The article that was in last Tuesday’s paper titled “Massage Benefits Are More Than Skin Deep” talks about a new study that showed a single session of massage (45 minutes in this case) caused positive biological changes.
Here is the scoop. Researchers, from a division of the National Institute of Health, conducted a study at Cedars-Sinai Medical Center in Los Angeles in which one group of adults was given a deep-tissue massage and another group was given a light massage. Blood samples were taken before and after these 45 minutes massages.
The participants who received the deep-tissue massage displayed (among other favorable results) decreasing levels of the stress hormone cortisol and an increase in white blood cells, an essential part of the immune system. Those who received the lighter massage had an even greater decrease in cortisol and increase in white blood cells, as well as an increase in oxytocin, a hormone associated with contentment.
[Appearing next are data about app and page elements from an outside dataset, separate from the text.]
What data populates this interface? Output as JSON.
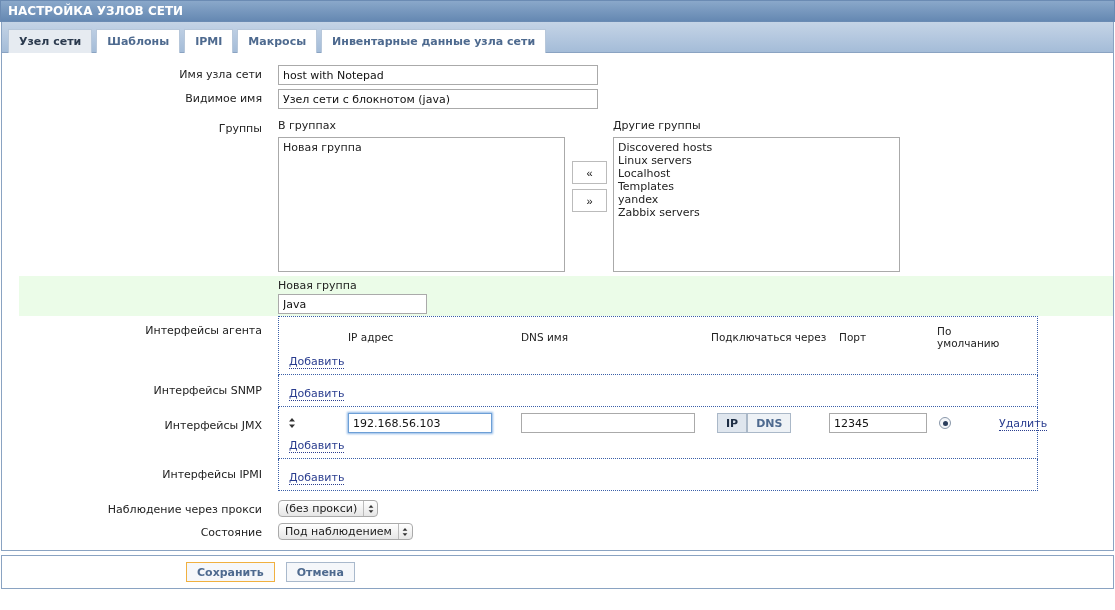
{
  "title": "НАСТРОЙКА УЗЛОВ СЕТИ",
  "tabs": [
    {
      "label": "Узел сети",
      "selected": true
    },
    {
      "label": "Шаблоны",
      "selected": false
    },
    {
      "label": "IPMI",
      "selected": false
    },
    {
      "label": "Макросы",
      "selected": false
    },
    {
      "label": "Инвентарные данные узла сети",
      "selected": false
    }
  ],
  "host_name": {
    "label": "Имя узла сети",
    "value": "host with Notepad"
  },
  "visible_name": {
    "label": "Видимое имя",
    "value": "Узел сети с блокнотом (java)"
  },
  "groups": {
    "label": "Группы",
    "in_label": "В группах",
    "in_groups": [
      "Новая группа"
    ],
    "other_label": "Другие группы",
    "other_groups": [
      "Discovered hosts",
      "Linux servers",
      "Localhost",
      "Templates",
      "yandex",
      "Zabbix servers"
    ],
    "move_left": "«",
    "move_right": "»"
  },
  "new_group": {
    "label": "Новая группа",
    "value": "Java"
  },
  "interfaces": [
    {
      "label": "Интерфейсы агента",
      "columns": [
        "IP адрес",
        "DNS имя",
        "Подключаться через",
        "Порт",
        "По умолчанию"
      ],
      "add": "Добавить"
    },
    {
      "label": "Интерфейсы SNMP",
      "add": "Добавить"
    },
    {
      "label": "Интерфейсы JMX",
      "rows": [
        {
          "ip": "192.168.56.103",
          "dns": "",
          "connect": [
            {
              "label": "IP",
              "selected": true
            },
            {
              "label": "DNS",
              "selected": false
            }
          ],
          "port": "12345",
          "default": true,
          "remove": "Удалить"
        }
      ],
      "add": "Добавить"
    },
    {
      "label": "Интерфейсы IPMI",
      "add": "Добавить"
    }
  ],
  "proxy": {
    "label": "Наблюдение через прокси",
    "value": "(без прокси)"
  },
  "status": {
    "label": "Состояние",
    "value": "Под наблюдением"
  },
  "buttons": [
    {
      "label": "Сохранить",
      "primary": true
    },
    {
      "label": "Отмена",
      "primary": false
    }
  ]
}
The study was published in The Journal of Alternative and Complementary Medicine.
I found it amusing that the article mentioned the researchers’ reaction to the results of the study as “a surprise.” Well… it’s certainly not a surprise to any of us in the industry – nor to people who have had massages regularly. Massage reduces stress – plain and simple.